In the instant case the character of the homestead property was made an issue, and the trial court at the time of the rendition of its interlocutory judgment properly determined the status of the property and properly determined how such property ought to be assigned, just as it determined that a divorce ought to be granted; but in such interlocutory judgment the trial court should not attempt to destroy the homestead character of the property nor to make an assignment thereof. At the time of the dissolution of the marriage, and at that time only, the homestead character may be abolished and the property assigned to the respective parties pursuant to the determination made by the court at the time of the trial.
That this interpretation of the scope of the sections referred to is sound in principle will be readily appreciated in view of the decision in Olson v. Superior Court, 175 Cal. 250, [1 A. L. R. 1589, 165 P. 706], holding that a final decree of divorce may not be entered after reconciliation of the parties within the one-year period following entry of the interlocutory, and that of Bancroft v. Bancroft, 178 Cal. 367, [ 173 P. 582], to the effect that after expiration of the time within which appeal may be taken or proceedings had under section 473 of the Code of Civil Procedure, the trial court is without jurisdiction to alter or set aside its interlocutory judgment.
So long as the court may refuse to enter the final decree, if intervening conditions justify such refusal ( Olson v. Superior Court, supra), its determination, as evidenced by its interlocutory judgment, should be in the fullest sense interlocutory, so that at any time during the pendency of the action substantial justice may be done the parties no matter what the eventuality.
It follows, therefore, that the interlocutory judgment in the present case should be held to be, in so far as the property is concerned, merely an adjudication of the character thereof, and a determination as to how it should be ultimately assigned.

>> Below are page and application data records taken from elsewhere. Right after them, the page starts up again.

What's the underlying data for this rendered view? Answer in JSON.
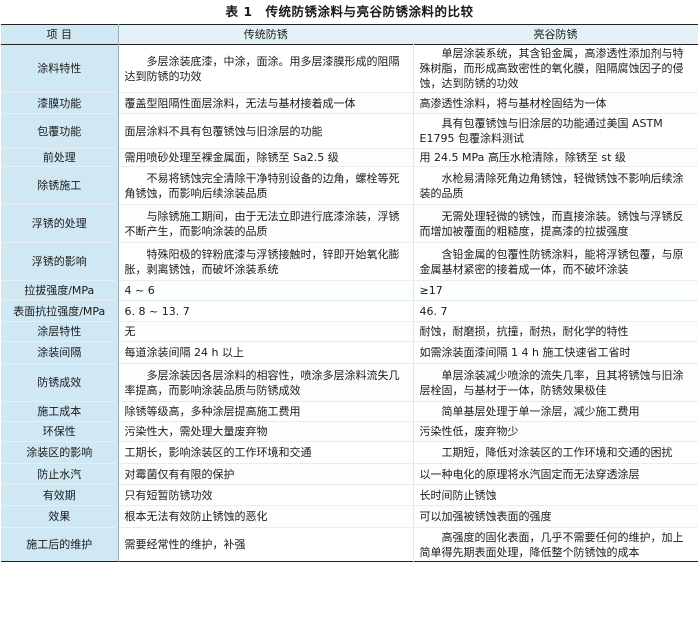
{
  "table": {
    "caption": "表 1　传统防锈涂料与亮谷防锈涂料的比较",
    "headers": [
      "项 目",
      "传统防锈",
      "亮谷防锈"
    ],
    "rows": [
      {
        "item": "涂料特性",
        "a": "多层涂装底漆，中涂，面涂。用多层漆膜形成的阻隔达到防锈的功效",
        "b": "单层涂装系统，其含铅金属，高渗透性添加剂与特殊树脂，而形成高致密性的氧化膜，阻隔腐蚀因子的侵蚀，达到防锈的功效",
        "ia": true,
        "ib": true
      },
      {
        "item": "漆膜功能",
        "a": "覆盖型阻隔性面层涂料，无法与基材接着成一体",
        "b": "高渗透性涂料，将与基材栓固结为一体",
        "ia": false,
        "ib": false
      },
      {
        "item": "包覆功能",
        "a": "面层涂料不具有包覆锈蚀与旧涂层的功能",
        "b": "具有包覆锈蚀与旧涂层的功能通过美国 ASTM E1795 包覆涂料测试",
        "ia": false,
        "ib": true
      },
      {
        "item": "前处理",
        "a": "需用喷砂处理至裸金属面，除锈至 Sa2.5 级",
        "b": "用 24.5 MPa 高压水枪清除，除锈至 st 级",
        "ia": false,
        "ib": false
      },
      {
        "item": "除锈施工",
        "a": "不易将锈蚀完全清除干净特别设备的边角，螺栓等死角锈蚀，而影响后续涂装品质",
        "b": "水枪易清除死角边角锈蚀，轻微锈蚀不影响后续涂装的品质",
        "ia": true,
        "ib": true
      },
      {
        "item": "浮锈的处理",
        "a": "与除锈施工期间，由于无法立即进行底漆涂装，浮锈不断产生，而影响涂装的品质",
        "b": "无需处理轻微的锈蚀，而直接涂装。锈蚀与浮锈反而增加被覆面的粗糙度，提高漆的拉拔强度",
        "ia": true,
        "ib": true
      },
      {
        "item": "浮锈的影响",
        "a": "特殊阳极的锌粉底漆与浮锈接触时，锌即开始氧化膨胀，剥离锈蚀，而破坏涂装系统",
        "b": "含铅金属的包覆性防锈涂料，能将浮锈包覆，与原金属基材紧密的接着成一体，而不破坏涂装",
        "ia": true,
        "ib": true
      },
      {
        "item": "拉拔强度/MPa",
        "a": "4 ~ 6",
        "b": "≥17",
        "ia": false,
        "ib": false
      },
      {
        "item": "表面抗拉强度/MPa",
        "a": "6. 8 ~ 13. 7",
        "b": "46. 7",
        "ia": false,
        "ib": false
      },
      {
        "item": "涂层特性",
        "a": "无",
        "b": "耐蚀，耐磨损，抗撞，耐热，耐化学的特性",
        "ia": false,
        "ib": false
      },
      {
        "item": "涂装间隔",
        "a": "每道涂装间隔 24 h 以上",
        "b": "如需涂装面漆间隔 1 4 h 施工快速省工省时",
        "ia": false,
        "ib": false
      },
      {
        "item": "防锈成效",
        "a": "多层涂装因各层涂料的相容性，喷涂多层涂料流失几率提高，而影响涂装品质与防锈成效",
        "b": "单层涂装减少喷涂的流失几率，且其将锈蚀与旧涂层栓固，与基材于一体，防锈效果极佳",
        "ia": true,
        "ib": true
      },
      {
        "item": "施工成本",
        "a": "除锈等级高，多种涂层提高施工费用",
        "b": "简单基层处理于单一涂层，减少施工费用",
        "ia": false,
        "ib": true
      },
      {
        "item": "环保性",
        "a": "污染性大，需处理大量废弃物",
        "b": "污染性低，废弃物少",
        "ia": false,
        "ib": false
      },
      {
        "item": "涂装区的影响",
        "a": "工期长，影响涂装区的工作环境和交通",
        "b": "工期短，降低对涂装区的工作环境和交通的困扰",
        "ia": false,
        "ib": true
      },
      {
        "item": "防止水汽",
        "a": "对霉菌仅有有限的保护",
        "b": "以一种电化的原理将水汽固定而无法穿透涂层",
        "ia": false,
        "ib": false
      },
      {
        "item": "有效期",
        "a": "只有短暂防锈功效",
        "b": "长时间防止锈蚀",
        "ia": false,
        "ib": false
      },
      {
        "item": "效果",
        "a": "根本无法有效防止锈蚀的恶化",
        "b": "可以加强被锈蚀表面的强度",
        "ia": false,
        "ib": false
      },
      {
        "item": "施工后的维护",
        "a": "需要经常性的维护，补强",
        "b": "高强度的固化表面，几乎不需要任何的维护，加上简单得先期表面处理，降低整个防锈蚀的成本",
        "ia": false,
        "ib": true
      }
    ]
  }
}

It would seem that since the property is impressed with a homestead no lien could be created by interlocutory judgment on the interest of either spouse, and, therefore, the decree in that behalf should be modified by striking therefrom the following: ". . . and that defendant's one-half interest in the community real property shall be subject to the payment of said allowance for the support of said minor children; and said allowance to be and constitute a lien upon said defendant's one-half interest in said community real property, until paid."
As so modified, the judgment is affirmed. Let the court upon entering its final decree assign the property according to the determination expressed in its interlocutory judgment, and at that time (Civ. Code, sec. 140) it may require such reasonable security as it may deem proper for payment of maintenance.
Richards, J., and Waste, P. J., concurred.